Trump Budget Harms Struggling Families by Cutting Funding for Assistance Programs and Pushing for Strict Work Requirements
The President’s fiscal 2020 budget proposal is yet another attack on poor families. The Administration has proposed to slash funding for critical programs that help low- and moderate-income individuals access healthy and nutritious food, receive critical health care services, and live in safe and affordable homes. Specifically, the President proposed to cut $230 billion from Supplemental Nutrition Assistance Program (SNAP, or Food Stamps), $250 billion from Medicaid, and $6.8 billion from the Department of Housing and Urban Development’s (HUD) budget.
Although Congress is unlikely to approve the proposal, the budget draws a troubling picture of the Administration’s policy priorities and their effect on families struggling to make ends meet. SNAP is the nation’s largest anti-hunger program and helps over 40 million people combat food insecurity. Medicaid is the single largest source of health coverage in the country and provides 72 million individuals—most of whom are children, seniors and persons with disabilities—access to the health services they need. HUD implements programs that fund public housing repairs, federal housing subsidies and Section 8 vouchers that help families pay rent, and community development block grants that are key to disaster recovery and neighborhood redevelopment. HUD’s Section 8 and Public Housing programs alone provide 2 million families access to safe and affordable apartments.
In addition, the President’s budget proposal pushed for legislation to add or strengthen work requirements for the recipients of these means-tested assistance programs, signaling a policy priority to “make welfare work” and perpetuating the myth that public benefits recipients choose not to work and live comfortably on government assistance.

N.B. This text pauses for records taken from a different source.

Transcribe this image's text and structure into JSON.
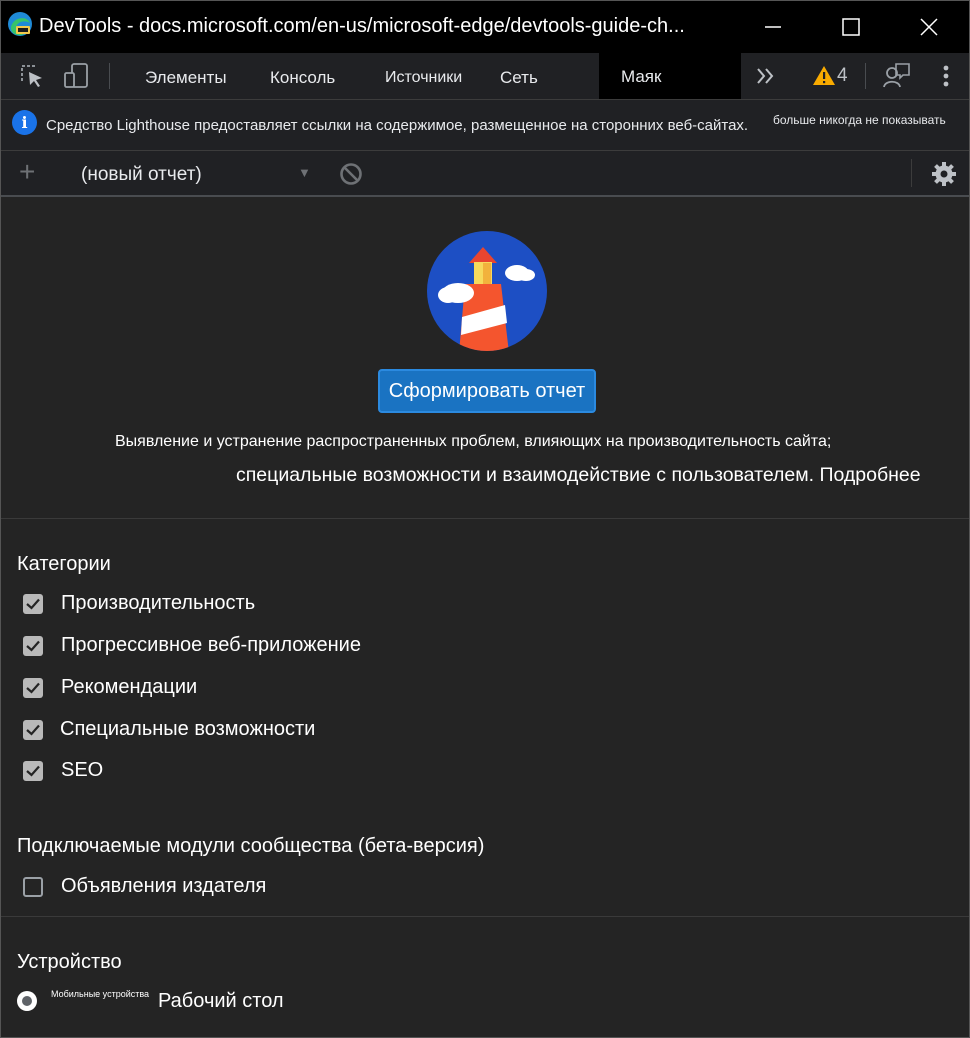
{
  "window": {
    "title": "DevTools - docs.microsoft.com/en-us/microsoft-edge/devtools-guide-ch..."
  },
  "tabs": [
    {
      "label": "Элементы"
    },
    {
      "label": "Консоль"
    },
    {
      "label": "Источники"
    },
    {
      "label": "Сеть"
    },
    {
      "label": "Маяк",
      "active": true
    }
  ],
  "toolbar": {
    "warning_count": "4"
  },
  "infobar": {
    "message": "Средство Lighthouse предоставляет ссылки на содержимое, размещенное на сторонних веб-сайтах.",
    "dismiss_label": "больше никогда не показывать"
  },
  "report": {
    "selected": "(новый отчет)"
  },
  "main": {
    "generate_button": "Сформировать отчет",
    "description_line1": "Выявление и устранение распространенных проблем, влияющих на производительность сайта;",
    "description_line2": "специальные возможности и взаимодействие с пользователем. Подробнее"
  },
  "categories": {
    "title": "Категории",
    "items": [
      {
        "label": "Производительность",
        "checked": true
      },
      {
        "label": "Прогрессивное веб-приложение",
        "checked": true
      },
      {
        "label": "Рекомендации",
        "checked": true
      },
      {
        "label": "Специальные возможности",
        "checked": true
      },
      {
        "label": "SEO",
        "checked": true
      }
    ]
  },
  "plugins": {
    "title": "Подключаемые модули сообщества (бета-версия)",
    "items": [
      {
        "label": "Объявления издателя",
        "checked": false
      }
    ]
  },
  "device": {
    "title": "Устройство",
    "mobile_label": "Мобильные устройства",
    "desktop_label": "Рабочий стол"
  },
  "colors": {
    "accent": "#1a73c2",
    "background": "#242424",
    "warning": "#f9ab00"
  }
}
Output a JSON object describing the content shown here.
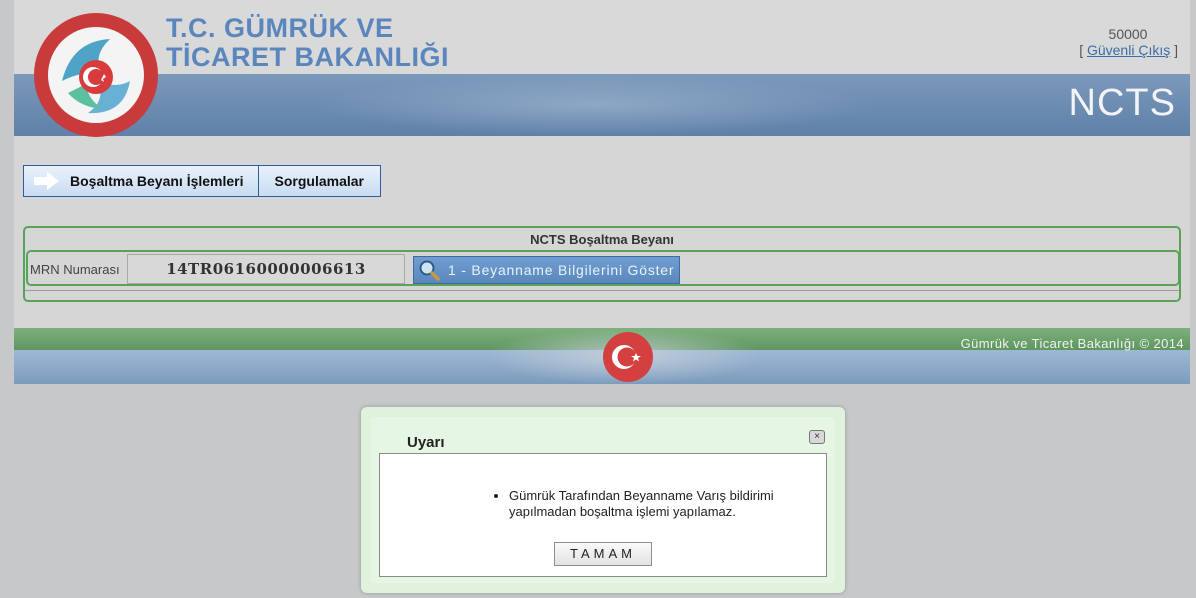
{
  "header": {
    "brand_line1": "T.C. GÜMRÜK VE",
    "brand_line2": "TİCARET BAKANLIĞI",
    "app_name": "NCTS",
    "user_id": "50000",
    "logout_open": "[ ",
    "logout_label": "Güvenli Çıkış",
    "logout_close": " ]",
    "logo_text": "T.C. GÜMRÜK ve TİCARET BAKANLIĞI · MINISTRY OF CUSTOMS AND TRADE"
  },
  "menu": {
    "items": [
      {
        "label": "Boşaltma Beyanı İşlemleri"
      },
      {
        "label": "Sorgulamalar"
      }
    ]
  },
  "panel": {
    "title": "NCTS Boşaltma Beyanı",
    "mrn_label": "MRN Numarası",
    "mrn_value": "14TR06160000006613",
    "show_button_label": "1 - Beyanname Bilgilerini Göster"
  },
  "footer": {
    "copyright": "Gümrük ve Ticaret Bakanlığı © 2014"
  },
  "dialog": {
    "title": "Uyarı",
    "close_symbol": "×",
    "message": "Gümrük Tarafından Beyanname Varış bildirimi yapılmadan boşaltma işlemi yapılamaz.",
    "ok_label": "TAMAM"
  },
  "colors": {
    "brand_blue": "#5a86bd",
    "panel_green": "#58a35a",
    "dialog_green": "#dff3dc"
  }
}
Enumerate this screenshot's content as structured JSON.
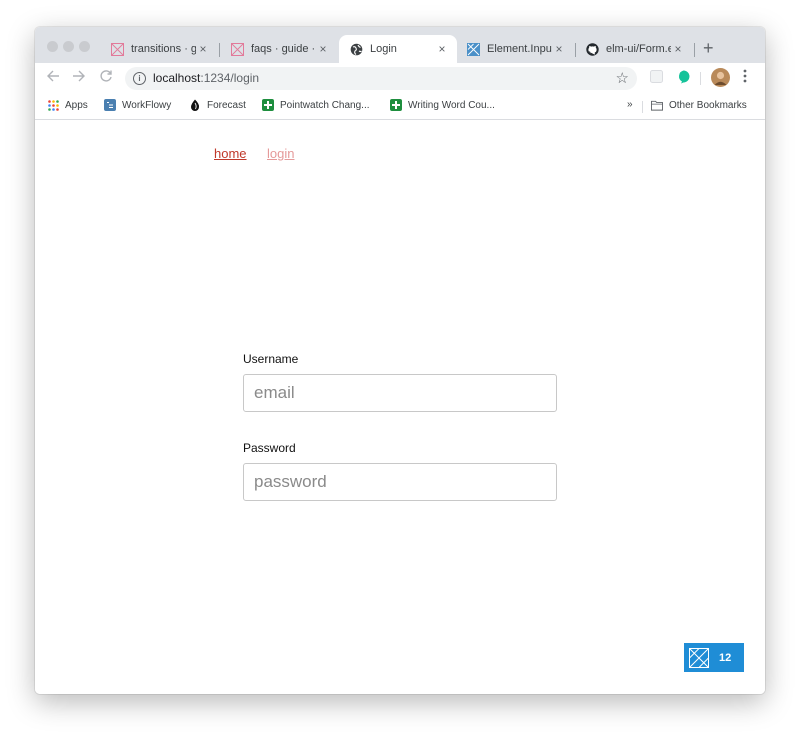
{
  "tabs": [
    {
      "label": "transitions · g",
      "favicon": "elm-logo-icon",
      "active": false
    },
    {
      "label": "faqs · guide · e",
      "favicon": "elm-logo-icon",
      "active": false
    },
    {
      "label": "Login",
      "favicon": "globe-icon",
      "active": true
    },
    {
      "label": "Element.Input",
      "favicon": "elm-ui-icon",
      "active": false
    },
    {
      "label": "elm-ui/Form.e",
      "favicon": "github-icon",
      "active": false
    }
  ],
  "tab_close_glyph": "×",
  "new_tab_glyph": "+",
  "address_bar": {
    "host": "localhost",
    "path": ":1234/login"
  },
  "bookmarks": {
    "items": [
      {
        "label": "Apps",
        "icon": "apps-grid-icon"
      },
      {
        "label": "WorkFlowy",
        "icon": "workflowy-icon"
      },
      {
        "label": "Forecast",
        "icon": "forecast-icon"
      },
      {
        "label": "Pointwatch Chang...",
        "icon": "sheets-icon"
      },
      {
        "label": "Writing Word Cou...",
        "icon": "sheets-icon"
      }
    ],
    "overflow": "»",
    "other": "Other Bookmarks"
  },
  "nav": {
    "home": "home",
    "login": "login"
  },
  "form": {
    "username_label": "Username",
    "username_placeholder": "email",
    "password_label": "Password",
    "password_placeholder": "password"
  },
  "badge": {
    "count": "12"
  },
  "colors": {
    "home_link": "#c0392b",
    "login_link": "#e59a9a",
    "badge": "#1f8dd6"
  }
}
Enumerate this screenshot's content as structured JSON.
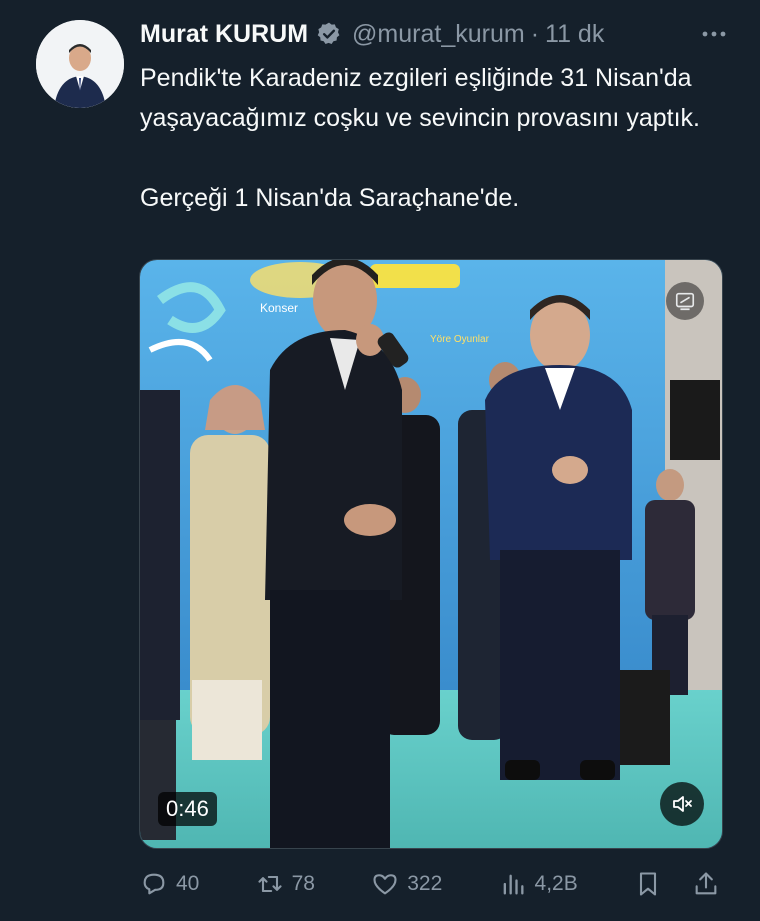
{
  "author": {
    "display_name": "Murat KURUM",
    "handle": "@murat_kurum",
    "separator": "·",
    "time": "11 dk",
    "verified": true
  },
  "tweet": {
    "lines": [
      "Pendik'te Karadeniz ezgileri eşliğinde 31 Nisan'da yaşayacağımız coşku ve sevincin provasını yaptık.",
      "Gerçeği 1 Nisan'da Saraçhane'de."
    ]
  },
  "media": {
    "type": "video",
    "duration": "0:46",
    "banner_text": [
      "Konser",
      "Yöre Oyunlar"
    ]
  },
  "actions": {
    "replies": "40",
    "retweets": "78",
    "likes": "322",
    "views": "4,2B"
  },
  "icons": {
    "verified": "verified-badge-icon",
    "more": "more-dots-icon",
    "reply": "reply-icon",
    "retweet": "retweet-icon",
    "like": "heart-icon",
    "views": "views-icon",
    "bookmark": "bookmark-icon",
    "share": "share-icon",
    "mute": "muted-speaker-icon",
    "download": "media-settings-icon"
  },
  "colors": {
    "background": "#15202b",
    "text": "#f7f9f9",
    "muted": "#8b98a5",
    "stage_floor": "#5fc9c4",
    "backdrop": "#3aa7e0"
  }
}
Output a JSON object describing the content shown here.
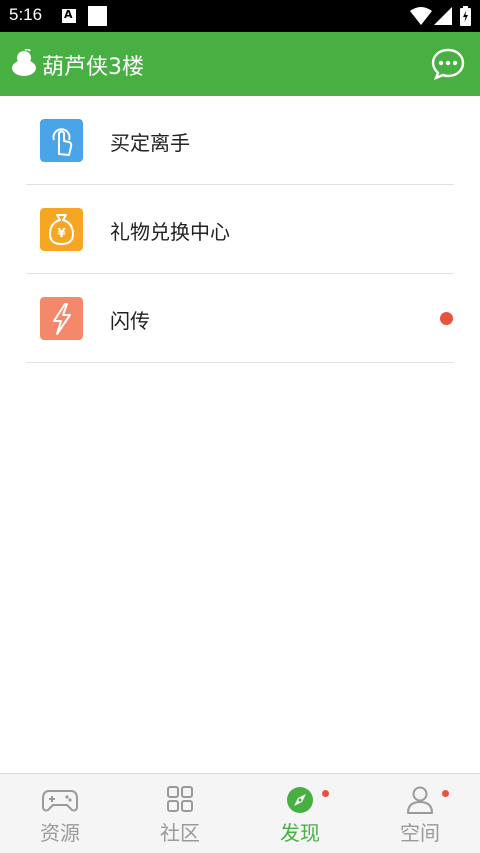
{
  "status_bar": {
    "time": "5:16",
    "notification_icon": "A",
    "icons": [
      "wifi-icon",
      "signal-icon",
      "battery-icon"
    ]
  },
  "app_bar": {
    "title": "葫芦侠3楼",
    "logo_icon": "gourd-logo-icon",
    "action_icon": "chat-bubble-icon"
  },
  "discover_list": [
    {
      "label": "买定离手",
      "icon": "touch-hand-icon",
      "icon_color": "#4aa4e8",
      "has_dot": false
    },
    {
      "label": "礼物兑换中心",
      "icon": "money-bag-icon",
      "icon_color": "#f6a623",
      "has_dot": false
    },
    {
      "label": "闪传",
      "icon": "lightning-icon",
      "icon_color": "#f4886b",
      "has_dot": true
    }
  ],
  "bottom_nav": [
    {
      "label": "资源",
      "icon": "gamepad-icon",
      "active": false,
      "has_dot": false
    },
    {
      "label": "社区",
      "icon": "grid-icon",
      "active": false,
      "has_dot": false
    },
    {
      "label": "发现",
      "icon": "compass-icon",
      "active": true,
      "has_dot": true
    },
    {
      "label": "空间",
      "icon": "person-icon",
      "active": false,
      "has_dot": true
    }
  ],
  "colors": {
    "brand_green": "#48b043",
    "badge_red": "#e8523f",
    "inactive_gray": "#9a9a9a"
  }
}
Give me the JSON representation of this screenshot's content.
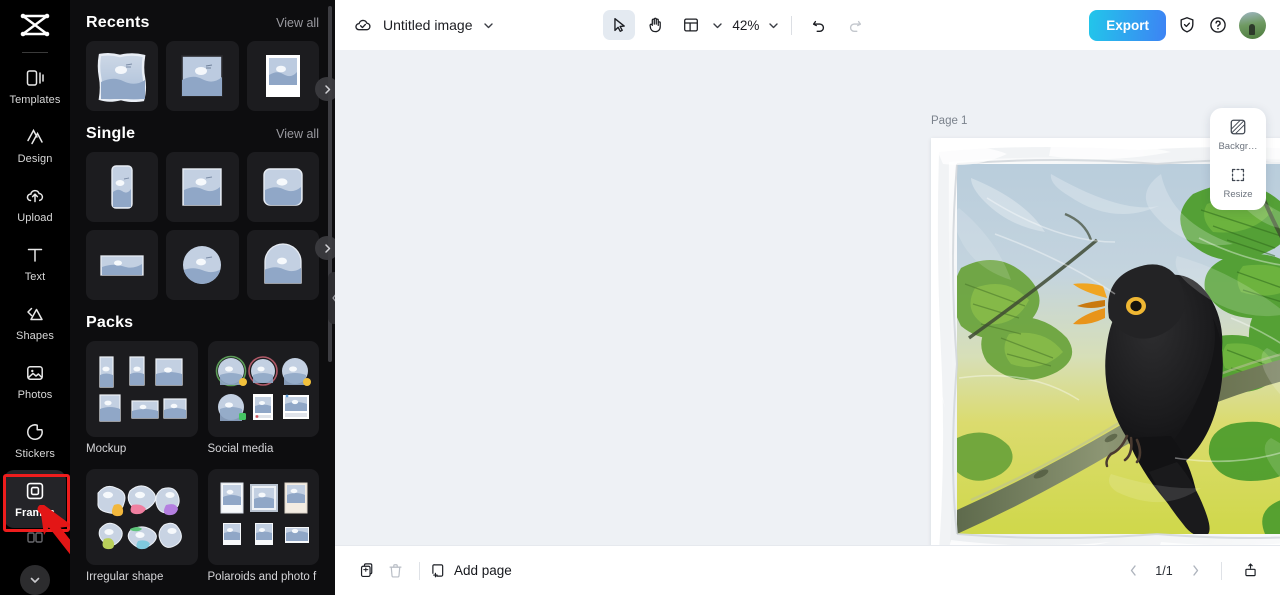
{
  "app": {
    "logo_name": "capcut-logo"
  },
  "sidebar": {
    "items": [
      {
        "label": "Templates",
        "icon": "templates-icon",
        "active": false
      },
      {
        "label": "Design",
        "icon": "design-icon",
        "active": false
      },
      {
        "label": "Upload",
        "icon": "upload-cloud-icon",
        "active": false
      },
      {
        "label": "Text",
        "icon": "text-icon",
        "active": false
      },
      {
        "label": "Shapes",
        "icon": "shapes-icon",
        "active": false
      },
      {
        "label": "Photos",
        "icon": "photos-icon",
        "active": false
      },
      {
        "label": "Stickers",
        "icon": "stickers-icon",
        "active": false
      },
      {
        "label": "Frames",
        "icon": "frames-icon",
        "active": true
      }
    ],
    "more_icon": "chevron-down-icon",
    "highlight_color": "#ee1d1d"
  },
  "panel": {
    "sections": [
      {
        "title": "Recents",
        "view_all": "View all"
      },
      {
        "title": "Single",
        "view_all": "View all"
      },
      {
        "title": "Packs",
        "view_all": ""
      }
    ],
    "packs": [
      {
        "label": "Mockup"
      },
      {
        "label": "Social media"
      },
      {
        "label": "Irregular shape"
      },
      {
        "label": "Polaroids and photo f"
      }
    ],
    "next_icon": "chevron-right-icon",
    "collapse_icon": "chevron-left-icon"
  },
  "toolbar": {
    "cloud_icon": "cloud-saved-icon",
    "title": "Untitled image",
    "title_chevron": "chevron-down-icon",
    "select_tool": "cursor-select-icon",
    "hand_tool": "hand-pan-icon",
    "layout_tool": "layout-grid-icon",
    "zoom_level": "42%",
    "zoom_chevron": "chevron-down-icon",
    "undo_icon": "undo-icon",
    "redo_icon": "redo-icon",
    "export_label": "Export",
    "shield_icon": "shield-check-icon",
    "help_icon": "help-circle-icon",
    "avatar": "user-avatar"
  },
  "canvas": {
    "page_label": "Page 1",
    "duplicate_icon": "duplicate-page-icon",
    "more_icon": "more-options-icon",
    "artwork_alt": "blackbird-on-branch-plastic-wrap-frame"
  },
  "float_panel": {
    "items": [
      {
        "label": "Backgr…",
        "icon": "background-icon"
      },
      {
        "label": "Resize",
        "icon": "resize-icon"
      }
    ]
  },
  "bottombar": {
    "duplicate_icon": "duplicate-icon",
    "delete_icon": "trash-icon",
    "add_page_label": "Add page",
    "add_page_icon": "add-page-icon",
    "prev_icon": "chevron-left-icon",
    "page_indicator": "1/1",
    "next_icon": "chevron-right-icon",
    "export_page_icon": "export-page-icon"
  }
}
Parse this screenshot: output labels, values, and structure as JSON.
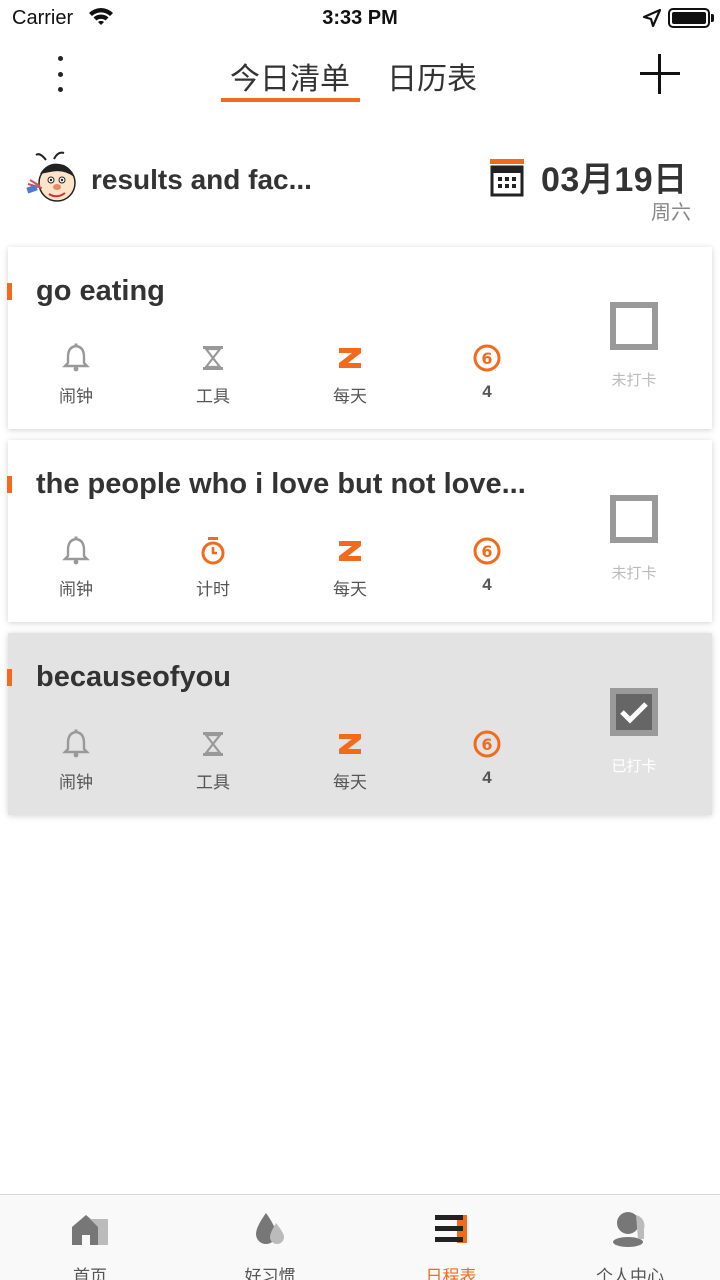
{
  "status_bar": {
    "carrier": "Carrier",
    "time": "3:33 PM"
  },
  "nav": {
    "tabs": [
      {
        "label": "今日清单",
        "active": true
      },
      {
        "label": "日历表",
        "active": false
      }
    ]
  },
  "header": {
    "list_title": "results and fac...",
    "date": "03月19日",
    "weekday": "周六"
  },
  "cards": [
    {
      "title": "go eating",
      "features": [
        "闹钟",
        "工具",
        "每天",
        "4"
      ],
      "status": "未打卡",
      "checked": false
    },
    {
      "title": "the people who i love but not love...",
      "features": [
        "闹钟",
        "计时",
        "每天",
        "4"
      ],
      "status": "未打卡",
      "checked": false
    },
    {
      "title": "becauseofyou",
      "features": [
        "闹钟",
        "工具",
        "每天",
        "4"
      ],
      "status": "已打卡",
      "checked": true
    }
  ],
  "bottom_tabs": [
    {
      "label": "首页",
      "icon": "home-icon"
    },
    {
      "label": "好习惯",
      "icon": "drop-icon"
    },
    {
      "label": "日程表",
      "icon": "schedule-icon",
      "active": true
    },
    {
      "label": "个人中心",
      "icon": "profile-icon"
    }
  ],
  "colors": {
    "accent": "#f26b1d",
    "text": "#333333",
    "muted": "#888888",
    "checked_bg": "#e3e3e3"
  }
}
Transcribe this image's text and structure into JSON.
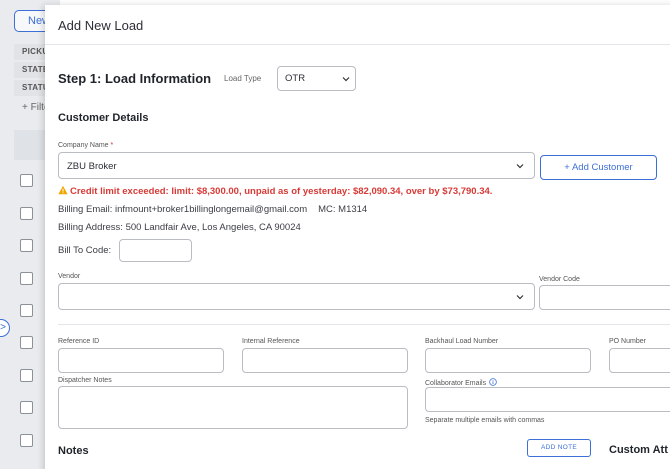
{
  "background": {
    "new_button": "New",
    "chips": [
      "PICKU",
      "STATE",
      "STATU"
    ],
    "filter_label": "+ Filte",
    "toggle_glyph": ">"
  },
  "modal": {
    "title": "Add New Load",
    "step_title": "Step 1: Load Information",
    "load_type": {
      "label": "Load Type",
      "value": "OTR"
    }
  },
  "customer": {
    "section_title": "Customer Details",
    "company_name_label": "Company Name",
    "required_mark": "*",
    "company_name_value": "ZBU Broker",
    "add_customer_label": "+ Add Customer",
    "credit_warning": "Credit limit exceeded: limit: $8,300.00, unpaid as of yesterday: $82,090.34, over by $73,790.34.",
    "billing_email": "Billing Email: infmount+broker1billinglongemail@gmail.com",
    "mc": "MC: M1314",
    "billing_address": "Billing Address: 500 Landfair Ave, Los Angeles, CA 90024",
    "bill_to_code_label": "Bill To Code:",
    "vendor_label": "Vendor",
    "vendor_code_label": "Vendor Code"
  },
  "references": {
    "reference_id_label": "Reference ID",
    "internal_reference_label": "Internal Reference",
    "backhaul_label": "Backhaul Load Number",
    "po_label": "PO Number",
    "dispatcher_notes_label": "Dispatcher Notes",
    "collaborator_emails_label": "Collaborator Emails",
    "collaborator_help": "Separate multiple emails with commas"
  },
  "notes": {
    "title": "Notes",
    "add_note_label": "ADD NOTE",
    "custom_title": "Custom Att"
  },
  "colors": {
    "accent": "#3d6fd8",
    "warning": "#d83a36"
  },
  "icons": [
    "chevron-down-icon",
    "warning-icon",
    "info-icon",
    "chevron-right-icon"
  ]
}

However, the majority of public benefits recipients do work. And those who do not cannot work because of federally recognized exemptions such as caretaking responsibilities, attending school, and having a disability. Furthermore, work requirement rules in assistance programs actually hurt rather than help struggling families. Research shows that the work rules currently in effect in SNAP and Temporary Assistance for Needy Families (TANF) do not lift people out of poverty. Instead, these rules have inflicted serious hardship by causing many families to lose assistance in times of need and throwing them into deeper poverty. Strengthening work requirements in SNAP would hurt beneficiaries who already work. Strict work requirements in Medicaid would take away coverage that enables individuals to manage their health so that they are well enough to work. And implementing work requirements in federal housing assistance programs would inevitably force individuals in crisis into unstable housing situations, crowded shelters, or homelessness—all of which make it more difficult to find and keep a job.
Many low-income people work low-wage jobs in industries where sudden job loss and fluctuating hours are common. Many work multiple jobs on a part-time basis and are therefore not eligible for employer-provided benefits. SNAP, Medicaid, and federal housing programs enable these individuals to meet their basic needs like food, medicine, and shelter. Work requirements will take away benefits that can help families improve their economic prospects for not meeting draconian work rules.
Rather than addressing the needs of low-income families, Trump’s proposed budget exacerbates the challenges they face. NCLEJ will continue to fight for fairness and justice for low-income individuals and their families by ensuring that public programs assist those who are eligible and in need.
Dennis D. Parker